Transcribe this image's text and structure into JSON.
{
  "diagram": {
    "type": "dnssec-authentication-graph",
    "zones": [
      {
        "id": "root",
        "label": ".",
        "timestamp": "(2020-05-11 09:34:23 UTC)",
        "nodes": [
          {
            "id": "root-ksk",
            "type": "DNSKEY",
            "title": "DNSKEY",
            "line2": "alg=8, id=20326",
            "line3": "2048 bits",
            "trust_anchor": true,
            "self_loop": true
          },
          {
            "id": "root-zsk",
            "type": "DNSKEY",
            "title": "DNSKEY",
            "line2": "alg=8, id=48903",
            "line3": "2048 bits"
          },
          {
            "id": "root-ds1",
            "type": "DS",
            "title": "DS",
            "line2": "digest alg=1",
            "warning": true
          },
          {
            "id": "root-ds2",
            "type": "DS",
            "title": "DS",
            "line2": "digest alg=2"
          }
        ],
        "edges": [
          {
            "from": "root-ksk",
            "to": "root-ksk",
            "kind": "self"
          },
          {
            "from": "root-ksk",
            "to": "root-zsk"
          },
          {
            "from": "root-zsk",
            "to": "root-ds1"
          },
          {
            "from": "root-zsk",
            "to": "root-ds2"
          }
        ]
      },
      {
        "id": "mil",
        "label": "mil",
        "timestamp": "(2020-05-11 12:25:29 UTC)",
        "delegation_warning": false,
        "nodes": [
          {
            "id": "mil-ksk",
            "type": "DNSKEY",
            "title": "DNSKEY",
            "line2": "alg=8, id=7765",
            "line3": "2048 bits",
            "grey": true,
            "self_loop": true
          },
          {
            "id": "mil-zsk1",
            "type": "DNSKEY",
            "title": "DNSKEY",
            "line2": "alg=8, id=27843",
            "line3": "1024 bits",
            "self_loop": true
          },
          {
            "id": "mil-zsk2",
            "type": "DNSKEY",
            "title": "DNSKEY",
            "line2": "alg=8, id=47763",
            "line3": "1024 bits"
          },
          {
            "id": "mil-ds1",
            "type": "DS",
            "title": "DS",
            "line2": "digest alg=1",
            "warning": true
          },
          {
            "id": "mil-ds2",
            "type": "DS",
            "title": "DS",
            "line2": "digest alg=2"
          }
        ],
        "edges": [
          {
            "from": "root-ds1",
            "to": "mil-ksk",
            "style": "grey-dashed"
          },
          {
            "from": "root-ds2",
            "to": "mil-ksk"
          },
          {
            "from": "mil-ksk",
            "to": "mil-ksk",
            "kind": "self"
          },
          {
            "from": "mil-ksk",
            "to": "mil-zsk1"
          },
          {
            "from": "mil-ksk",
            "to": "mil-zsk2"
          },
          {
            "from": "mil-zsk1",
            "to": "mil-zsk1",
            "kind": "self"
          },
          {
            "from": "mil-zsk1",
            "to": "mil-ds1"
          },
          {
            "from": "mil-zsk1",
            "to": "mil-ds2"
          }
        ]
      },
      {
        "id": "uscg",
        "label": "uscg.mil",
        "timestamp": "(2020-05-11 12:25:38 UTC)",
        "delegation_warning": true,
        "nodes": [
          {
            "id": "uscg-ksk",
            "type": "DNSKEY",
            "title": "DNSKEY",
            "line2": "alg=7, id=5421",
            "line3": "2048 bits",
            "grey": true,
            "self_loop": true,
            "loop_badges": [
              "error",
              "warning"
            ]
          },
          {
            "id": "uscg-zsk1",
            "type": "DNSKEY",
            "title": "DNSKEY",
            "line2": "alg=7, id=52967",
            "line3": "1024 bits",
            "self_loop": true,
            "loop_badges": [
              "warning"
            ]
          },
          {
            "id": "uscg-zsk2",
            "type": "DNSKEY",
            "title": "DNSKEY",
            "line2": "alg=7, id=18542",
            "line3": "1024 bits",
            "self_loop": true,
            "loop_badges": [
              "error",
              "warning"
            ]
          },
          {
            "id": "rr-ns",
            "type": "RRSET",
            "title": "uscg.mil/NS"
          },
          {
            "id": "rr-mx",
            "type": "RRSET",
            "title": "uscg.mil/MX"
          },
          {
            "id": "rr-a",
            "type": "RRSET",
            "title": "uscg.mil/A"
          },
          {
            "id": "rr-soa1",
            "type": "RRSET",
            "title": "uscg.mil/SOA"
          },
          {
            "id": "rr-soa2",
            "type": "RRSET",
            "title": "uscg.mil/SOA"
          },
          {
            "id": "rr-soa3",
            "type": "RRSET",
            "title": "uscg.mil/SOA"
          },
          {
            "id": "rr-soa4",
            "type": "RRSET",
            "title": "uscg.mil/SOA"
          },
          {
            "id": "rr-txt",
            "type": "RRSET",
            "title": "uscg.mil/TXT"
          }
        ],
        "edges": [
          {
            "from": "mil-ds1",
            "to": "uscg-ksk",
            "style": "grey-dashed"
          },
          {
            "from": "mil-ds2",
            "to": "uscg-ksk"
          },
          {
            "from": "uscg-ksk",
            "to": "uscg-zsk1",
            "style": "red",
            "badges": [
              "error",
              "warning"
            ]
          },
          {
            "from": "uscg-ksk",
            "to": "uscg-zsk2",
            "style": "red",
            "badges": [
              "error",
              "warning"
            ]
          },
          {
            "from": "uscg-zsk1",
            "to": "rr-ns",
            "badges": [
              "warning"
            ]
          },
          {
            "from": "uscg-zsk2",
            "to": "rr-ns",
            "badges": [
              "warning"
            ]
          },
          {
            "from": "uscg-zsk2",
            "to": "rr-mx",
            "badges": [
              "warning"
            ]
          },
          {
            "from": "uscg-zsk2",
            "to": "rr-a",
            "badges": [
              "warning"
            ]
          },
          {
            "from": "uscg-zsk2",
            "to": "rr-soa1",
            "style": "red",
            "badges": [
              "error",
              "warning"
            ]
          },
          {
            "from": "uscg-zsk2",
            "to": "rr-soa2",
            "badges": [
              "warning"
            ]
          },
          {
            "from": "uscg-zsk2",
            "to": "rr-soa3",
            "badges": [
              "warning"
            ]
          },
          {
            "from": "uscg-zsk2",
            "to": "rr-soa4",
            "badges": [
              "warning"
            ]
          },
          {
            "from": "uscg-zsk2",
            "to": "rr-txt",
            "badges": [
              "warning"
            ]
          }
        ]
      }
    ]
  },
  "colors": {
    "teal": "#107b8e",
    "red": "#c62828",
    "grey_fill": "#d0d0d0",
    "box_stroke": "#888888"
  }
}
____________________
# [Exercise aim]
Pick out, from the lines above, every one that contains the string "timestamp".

# [Answer section]
        "timestamp": "(2020-05-11 09:34:23 UTC)",
        "timestamp": "(2020-05-11 12:25:29 UTC)",
        "timestamp": "(2020-05-11 12:25:38 UTC)",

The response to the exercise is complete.